For the time being the airport will be virtually unoccupied for most of the day. For five days of the week services only operate between 21:00 and 22:00. On Sundays there are no services at all. The chart below is for operations (arriving and departing seats are identified) on the busiest day of the week, Monday. Even then, operations are only intermittent over a period of five hours in the evening.

CHART –  Current activity at Eilat’s Timna Ramon International Airport are limited to a short operational window in the eveningsSource: CAPA – Centre for Aviation and OAG (data: Monday 11-Feb-2019)

Of course, all this will change with the arrival of Ryanair, with initial services to and from Poznan (Poland) and Prague.
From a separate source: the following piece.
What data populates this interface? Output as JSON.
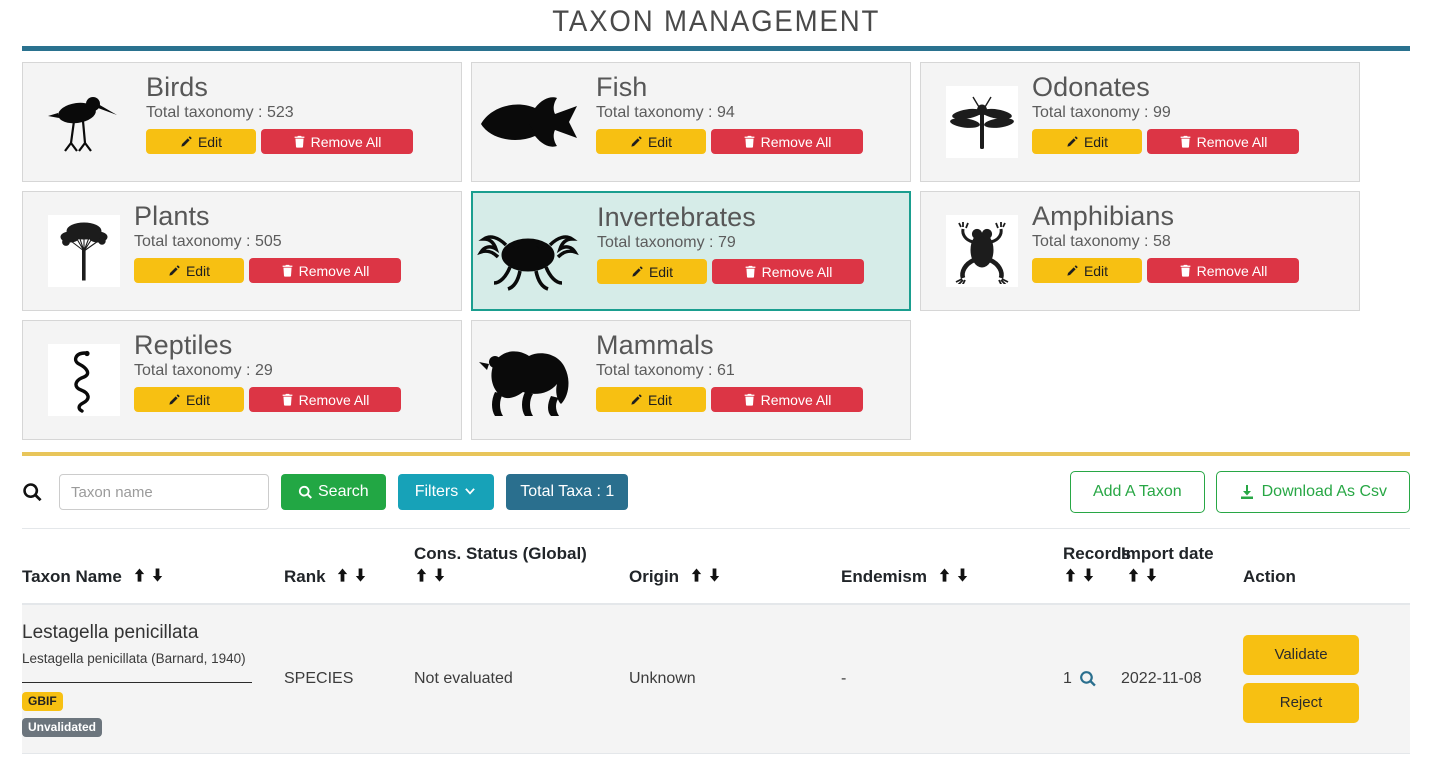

When Ovda services are transferred Eilat Timna Ramon should also receive flights by, inter alia, WizzAir, easyJet, Transavia, SAS, Finnair, Edelweiss Air from Switzerland and Russia’s Ural Airlines: also possibly British Airways.

The airport anticipates handling two million passengers in its first year, increasing to 4.2 million by 2030. But local media has not been convinced that an airport of this size and at this cost was justified, pointing out that:

  • Some of the capacity was dictated by a decision made during the 2014 Gaza War to make Ramon Israel’s backup airport if Tel Aviv’s Ben Gurion International Airport had to be temporarily closed;
  • There are few return visits made by foreign tourists to what is an expensive city, even if they benefit from low, subsidised airfares;
  • Those subsidies (USD70 per foreign passenger in the winter) have put the region back on the tourist map but they could be discontinued leaving the airport with mainly irregular domestic flights in the off-peak season.